… “We’ve been viewing technology as a huge threat to our mental health,” Matt Vogl, executive director, National Behavioral Health Innovation Center, said, citing concerns about long work hours, screen addiction and isolation. But technology may be able to move more quickly than government to address some of the most pressing mental health needs right here in Colorado… (Full story)
September 23, 2016
Denver Business Journal
Don Elliman leads CU effort and draws national recognition; Elliman is the DBJ’s 2016 Power Book winner for health care
… Many of the under-the-radar moves that Chancellor Elliman is helping to direct are the ones that truly are keeping the campus on the cutting edge of American health care… Leaders have put an emphasis in the last year about expanding the national reputation of the campus for breakthroughs in physical health to the field of mental health as well. In December, executive director Matt Vogl launched the National Behavioral Health Innovation Center, which has an aim to break down silos in mental-health services and became an experimental laboratory for new ways to attack diseases. Since then he’s begun working with community groups, military organizations and Silicon Valley business types. A philanthropically backed veterans’ group now is considering launching a veteran-focused program on the campus that would enhance CU’s behavioral-health work further. “I’m thrilled with the progress they’re making,” Elliman said of the leaders of those efforts… (Full story. Subscription required.)
September 2, 2016
Denver Business Journal
Vogl Takes New Approach to Mental Health
…[Executive Director Matt] Vogl says he needs “to figure out a way to bring new ideas and new solutions to old, long standing problems in behavioral health.” To do this, the National Behavioral Health Innovation Center has gone after industries that can benefit from mental health reform. (Full story. Subscription required.)
March 25, 2016
Denver Business Journal
Breaking Down Silos
… Phil Anschutz — a major donor to a variety of programs on the university’s Anschutz Medical Campus in Aurora —pledged $10 million toward the creation of a program to break down silos in mental-health services and become an experimental laboratory for new ways to attack diseases.
On Dec. 1, the National Behavioral Health Innovation Center launched with Matt Vogl as its executive director.

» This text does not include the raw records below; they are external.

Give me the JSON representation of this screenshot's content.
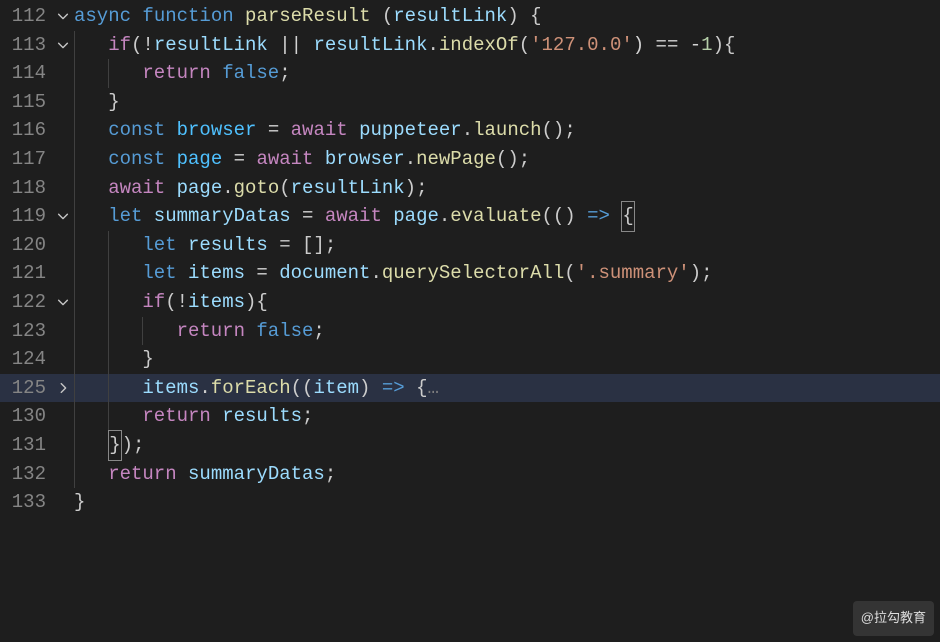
{
  "watermark": "@拉勾教育",
  "lines": [
    {
      "n": "112",
      "fold": "down",
      "highlighted": false,
      "indent": 0,
      "tokens": [
        {
          "t": "async ",
          "c": "kw"
        },
        {
          "t": "function ",
          "c": "kw"
        },
        {
          "t": "parseResult ",
          "c": "fn"
        },
        {
          "t": "(",
          "c": "pn"
        },
        {
          "t": "resultLink",
          "c": "id"
        },
        {
          "t": ") {",
          "c": "pn"
        }
      ]
    },
    {
      "n": "113",
      "fold": "down",
      "highlighted": false,
      "indent": 1,
      "tokens": [
        {
          "t": "if",
          "c": "kwc"
        },
        {
          "t": "(!",
          "c": "pn"
        },
        {
          "t": "resultLink",
          "c": "id"
        },
        {
          "t": " || ",
          "c": "op"
        },
        {
          "t": "resultLink",
          "c": "id"
        },
        {
          "t": ".",
          "c": "pn"
        },
        {
          "t": "indexOf",
          "c": "fn"
        },
        {
          "t": "(",
          "c": "pn"
        },
        {
          "t": "'127.0.0'",
          "c": "str"
        },
        {
          "t": ") == ",
          "c": "op"
        },
        {
          "t": "-",
          "c": "op"
        },
        {
          "t": "1",
          "c": "num"
        },
        {
          "t": "){",
          "c": "pn"
        }
      ]
    },
    {
      "n": "114",
      "fold": "",
      "highlighted": false,
      "indent": 2,
      "tokens": [
        {
          "t": "return ",
          "c": "kwc"
        },
        {
          "t": "false",
          "c": "bool"
        },
        {
          "t": ";",
          "c": "pn"
        }
      ]
    },
    {
      "n": "115",
      "fold": "",
      "highlighted": false,
      "indent": 1,
      "tokens": [
        {
          "t": "}",
          "c": "pn"
        }
      ]
    },
    {
      "n": "116",
      "fold": "",
      "highlighted": false,
      "indent": 1,
      "tokens": [
        {
          "t": "const ",
          "c": "kw"
        },
        {
          "t": "browser",
          "c": "cst"
        },
        {
          "t": " = ",
          "c": "op"
        },
        {
          "t": "await ",
          "c": "kwc"
        },
        {
          "t": "puppeteer",
          "c": "id"
        },
        {
          "t": ".",
          "c": "pn"
        },
        {
          "t": "launch",
          "c": "fn"
        },
        {
          "t": "();",
          "c": "pn"
        }
      ]
    },
    {
      "n": "117",
      "fold": "",
      "highlighted": false,
      "indent": 1,
      "tokens": [
        {
          "t": "const ",
          "c": "kw"
        },
        {
          "t": "page",
          "c": "cst"
        },
        {
          "t": " = ",
          "c": "op"
        },
        {
          "t": "await ",
          "c": "kwc"
        },
        {
          "t": "browser",
          "c": "id"
        },
        {
          "t": ".",
          "c": "pn"
        },
        {
          "t": "newPage",
          "c": "fn"
        },
        {
          "t": "();",
          "c": "pn"
        }
      ]
    },
    {
      "n": "118",
      "fold": "",
      "highlighted": false,
      "indent": 1,
      "tokens": [
        {
          "t": "await ",
          "c": "kwc"
        },
        {
          "t": "page",
          "c": "id"
        },
        {
          "t": ".",
          "c": "pn"
        },
        {
          "t": "goto",
          "c": "fn"
        },
        {
          "t": "(",
          "c": "pn"
        },
        {
          "t": "resultLink",
          "c": "id"
        },
        {
          "t": ");",
          "c": "pn"
        }
      ]
    },
    {
      "n": "119",
      "fold": "down",
      "highlighted": false,
      "indent": 1,
      "tokens": [
        {
          "t": "let ",
          "c": "kw"
        },
        {
          "t": "summaryDatas",
          "c": "id"
        },
        {
          "t": " = ",
          "c": "op"
        },
        {
          "t": "await ",
          "c": "kwc"
        },
        {
          "t": "page",
          "c": "id"
        },
        {
          "t": ".",
          "c": "pn"
        },
        {
          "t": "evaluate",
          "c": "fn"
        },
        {
          "t": "(() ",
          "c": "pn"
        },
        {
          "t": "=>",
          "c": "arrow"
        },
        {
          "t": " ",
          "c": "pn"
        },
        {
          "t": "{",
          "c": "pn",
          "hl": true
        }
      ]
    },
    {
      "n": "120",
      "fold": "",
      "highlighted": false,
      "indent": 2,
      "tokens": [
        {
          "t": "let ",
          "c": "kw"
        },
        {
          "t": "results",
          "c": "id"
        },
        {
          "t": " = [];",
          "c": "pn"
        }
      ]
    },
    {
      "n": "121",
      "fold": "",
      "highlighted": false,
      "indent": 2,
      "tokens": [
        {
          "t": "let ",
          "c": "kw"
        },
        {
          "t": "items",
          "c": "id"
        },
        {
          "t": " = ",
          "c": "op"
        },
        {
          "t": "document",
          "c": "id"
        },
        {
          "t": ".",
          "c": "pn"
        },
        {
          "t": "querySelectorAll",
          "c": "fn"
        },
        {
          "t": "(",
          "c": "pn"
        },
        {
          "t": "'.summary'",
          "c": "str"
        },
        {
          "t": ");",
          "c": "pn"
        }
      ]
    },
    {
      "n": "122",
      "fold": "down",
      "highlighted": false,
      "indent": 2,
      "tokens": [
        {
          "t": "if",
          "c": "kwc"
        },
        {
          "t": "(!",
          "c": "pn"
        },
        {
          "t": "items",
          "c": "id"
        },
        {
          "t": "){",
          "c": "pn"
        }
      ]
    },
    {
      "n": "123",
      "fold": "",
      "highlighted": false,
      "indent": 3,
      "tokens": [
        {
          "t": "return ",
          "c": "kwc"
        },
        {
          "t": "false",
          "c": "bool"
        },
        {
          "t": ";",
          "c": "pn"
        }
      ]
    },
    {
      "n": "124",
      "fold": "",
      "highlighted": false,
      "indent": 2,
      "tokens": [
        {
          "t": "}",
          "c": "pn"
        }
      ]
    },
    {
      "n": "125",
      "fold": "right",
      "highlighted": true,
      "indent": 2,
      "tokens": [
        {
          "t": "items",
          "c": "id"
        },
        {
          "t": ".",
          "c": "pn"
        },
        {
          "t": "forEach",
          "c": "fn"
        },
        {
          "t": "((",
          "c": "pn"
        },
        {
          "t": "item",
          "c": "id"
        },
        {
          "t": ") ",
          "c": "pn"
        },
        {
          "t": "=>",
          "c": "arrow"
        },
        {
          "t": " {",
          "c": "pn"
        },
        {
          "t": "…",
          "c": "dim"
        }
      ]
    },
    {
      "n": "130",
      "fold": "",
      "highlighted": false,
      "indent": 2,
      "tokens": [
        {
          "t": "return ",
          "c": "kwc"
        },
        {
          "t": "results",
          "c": "id"
        },
        {
          "t": ";",
          "c": "pn"
        }
      ]
    },
    {
      "n": "131",
      "fold": "",
      "highlighted": false,
      "indent": 1,
      "tokens": [
        {
          "t": "}",
          "c": "pn",
          "hl": true
        },
        {
          "t": ");",
          "c": "pn"
        }
      ]
    },
    {
      "n": "132",
      "fold": "",
      "highlighted": false,
      "indent": 1,
      "tokens": [
        {
          "t": "return ",
          "c": "kwc"
        },
        {
          "t": "summaryDatas",
          "c": "id"
        },
        {
          "t": ";",
          "c": "pn"
        }
      ]
    },
    {
      "n": "133",
      "fold": "",
      "highlighted": false,
      "indent": 0,
      "tokens": [
        {
          "t": "}",
          "c": "pn"
        }
      ]
    }
  ]
}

The center, which is still staffing up, will not be an academic institution spouting theories on how learned minds should treat behavioral disorders. Instead, it will be a place where potential breakthrough ideas find community partners willing to apply them in a real-world settings and expand the ideas that are successful to a national platform… (Full story.)